Tasty Vegan Passover Recipes (Seriously!)

Jewish holiday traditions are what you might sometimes call, “a pain in the tuchus”. They require a large investment of time—mainly for food preparation—and then of course there’s the kvetching of your relatives over some sort of mishigas (that may or may not be related to tuchus pains).

Passover is among the biggest Jewish food holidays. To commemorate slaves freed from Egypt (circa 1300 BCE) there are large meals with lots of commemorative meaning. In between the invisible ghost and hidden matzos (don’t ask!), there are certain foods eaten on the Seder plate such as bitter herbs, eggs and wine, and certain ones avoided like yeasted/leavened bread, rice, corn, soy and peanuts.

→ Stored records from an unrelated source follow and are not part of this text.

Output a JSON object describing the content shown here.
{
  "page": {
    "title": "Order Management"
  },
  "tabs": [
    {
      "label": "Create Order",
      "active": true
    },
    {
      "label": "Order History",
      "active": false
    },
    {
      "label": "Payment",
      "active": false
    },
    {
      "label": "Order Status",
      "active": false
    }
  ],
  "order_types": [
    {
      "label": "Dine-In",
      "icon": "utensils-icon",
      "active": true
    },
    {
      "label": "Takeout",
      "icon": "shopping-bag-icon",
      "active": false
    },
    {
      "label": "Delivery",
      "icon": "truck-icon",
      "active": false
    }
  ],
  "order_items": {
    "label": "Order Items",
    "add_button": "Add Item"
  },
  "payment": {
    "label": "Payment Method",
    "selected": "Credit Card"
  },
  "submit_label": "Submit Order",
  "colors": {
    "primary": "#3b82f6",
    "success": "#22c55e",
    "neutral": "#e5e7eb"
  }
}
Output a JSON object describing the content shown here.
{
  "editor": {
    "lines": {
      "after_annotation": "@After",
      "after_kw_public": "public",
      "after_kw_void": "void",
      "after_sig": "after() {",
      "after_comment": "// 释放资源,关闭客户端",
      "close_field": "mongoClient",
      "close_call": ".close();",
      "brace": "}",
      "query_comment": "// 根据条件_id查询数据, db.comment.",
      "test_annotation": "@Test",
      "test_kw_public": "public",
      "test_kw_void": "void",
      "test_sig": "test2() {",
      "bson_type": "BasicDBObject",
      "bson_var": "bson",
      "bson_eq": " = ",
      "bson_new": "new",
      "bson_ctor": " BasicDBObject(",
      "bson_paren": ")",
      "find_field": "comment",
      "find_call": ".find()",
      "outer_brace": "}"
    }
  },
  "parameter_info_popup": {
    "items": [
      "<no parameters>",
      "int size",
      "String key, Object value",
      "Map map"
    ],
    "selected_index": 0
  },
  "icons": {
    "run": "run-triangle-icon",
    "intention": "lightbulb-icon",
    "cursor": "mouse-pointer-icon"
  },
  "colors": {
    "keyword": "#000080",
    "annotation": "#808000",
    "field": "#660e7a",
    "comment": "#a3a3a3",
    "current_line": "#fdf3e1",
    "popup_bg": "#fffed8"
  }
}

And if you’re vegan, you could be eating much less! That is, unless you prepare some of these tasty vegan Passover recipes.

Only one person can do justice to vegan matzo ball soup: the incomparable Isa Chandra Moskowitz. Her recipe is here, and it does call for tofu. Some Jews are ok with eating soy during Passover, but some are not.

Charoset symbolizes the mortar used in structures built by Jewish slaves, and is almost always vegan, and always delicious.

1-2 apples, peeled and cored
1 cup walnuts, shelled
1/4 cup Kosher wine
Cinnamon and Vegan sugar, to taste

Mince the apples and the walnuts or pulse in a food processor. Moisten with the wine and season with cinnamon and sugar.

Passover Mock Chopped Liver

2 tablespoons olive oil

1 1/2 cups chopped onions

1 cup sliced mushrooms (use white, baby bella, or cremini)

2/3 cup toasted cashews

1 tablespoon lemon juice, or to taste

Salt and freshly ground pepper to taste

Sauté the onions in oil over medium-low heat, stirring frequently until nicely browned. Add mushrooms and cook until soft. Combine the onions and mushrooms with the remaining ingredients in a food processor. Process until smoothly pureed, scraping down the sides as needed. Store in a jar until needed. Serve at room temperature with matzo crackers.

Zeroah is typically a roasted lamb leg, but vegans can try:

Baked Stuffed Zucchini

2 zucchinis, cut in half lengthwise

2 ribs celery, finely chopped

1 large carrot, finely chopped
4 tablespoons tomato sauce
¼ cup fresh parsley, finely chopped
1 clove garlic, chopped
2 tablespoons matzo meal

1 tablespoon olive oil

Scoop out the pulp of the zucchini halves. Heat the garlic, zucchini pulp, celery and carrot in the oil until slightly tender. Add tomato sauce and parsley. Add the matzo meal to the mixture and mix well. Stuff the mixtures into zucchini halves. Place in a baking dish with a little water on the bottom and cover with foil. Bake at 450ºF for 25-30 minutes until the zucchini shells are soft. Remove foil after 15 minutes so the top gets golden brown. (Substitutions: eggplant or portabella mushrooms for zucchini).

Carrot Tzimmes

For the carrots:

1 lb. chopped carrots
1/4 cup vegan sugar

For the pudding:

1/2 cup matzo cake meal
1/8 tsp. pepper
1 tsp. paprika
1/4 tsp. salt, heaping
1 tsp. sugar
1/4 cup safflower oil
1/2 cup water

Place carrots in a small casserole dish and sprinkle the sugar on top. Cover, and set aside for 3-4 hours or overnight in the fridge. Heat the covered dish on the stovetop over low heat for 15 minutes, until the carrots are slightly soft and liquid appears in the bottom. Mix together the dry ingredients in a separate bowl. Add the oil and water and mix well. Spread the mixture on top of the carrots, cover, and cook on the stovetop over medium-low heat, until the pudding sets. Bake, covered, at 350°F, until the pudding becomes brown around the edges, approximately 45-60 minutes.

Keep in touch with Jill on Twitter @jillettinger

Photo: gwen